PROBLEM DETAILS:
Please retype the records below exactly, leaving out any pictures.

━━ DATASET EXCERPTS

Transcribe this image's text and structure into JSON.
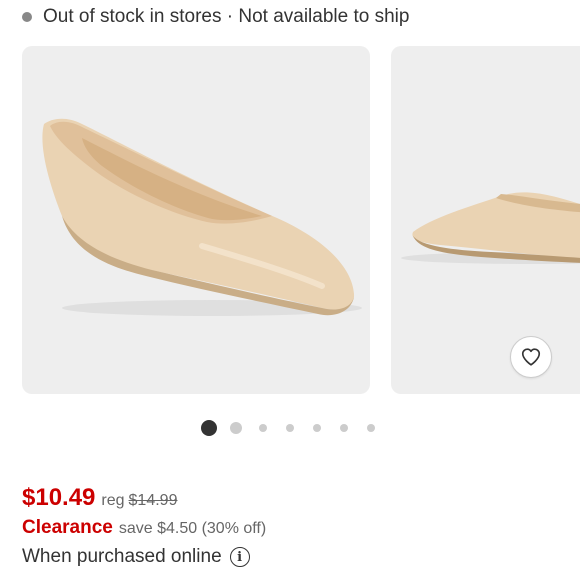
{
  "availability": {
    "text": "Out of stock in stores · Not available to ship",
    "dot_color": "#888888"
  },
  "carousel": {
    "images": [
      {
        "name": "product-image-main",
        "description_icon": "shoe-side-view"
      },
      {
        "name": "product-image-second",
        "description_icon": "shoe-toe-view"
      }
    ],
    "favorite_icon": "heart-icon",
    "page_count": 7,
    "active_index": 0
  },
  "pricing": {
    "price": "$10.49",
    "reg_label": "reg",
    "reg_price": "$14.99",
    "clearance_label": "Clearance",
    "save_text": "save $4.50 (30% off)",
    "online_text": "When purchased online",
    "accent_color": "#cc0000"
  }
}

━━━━

SOLUTION TO THIS EXERCISE:
Transcribe this image's text and structure into JSON.
{
  "availability": {
    "text": "Out of stock in stores · Not available to ship",
    "dot_color": "#888888"
  },
  "carousel": {
    "images": [
      {
        "name": "product-image-main",
        "description_icon": "shoe-side-view"
      },
      {
        "name": "product-image-second",
        "description_icon": "shoe-toe-view"
      }
    ],
    "favorite_icon": "heart-icon",
    "page_count": 7,
    "active_index": 0
  },
  "pricing": {
    "price": "$10.49",
    "reg_label": "reg",
    "reg_price": "$14.99",
    "clearance_label": "Clearance",
    "save_text": "save $4.50 (30% off)",
    "online_text": "When purchased online",
    "accent_color": "#cc0000"
  }
}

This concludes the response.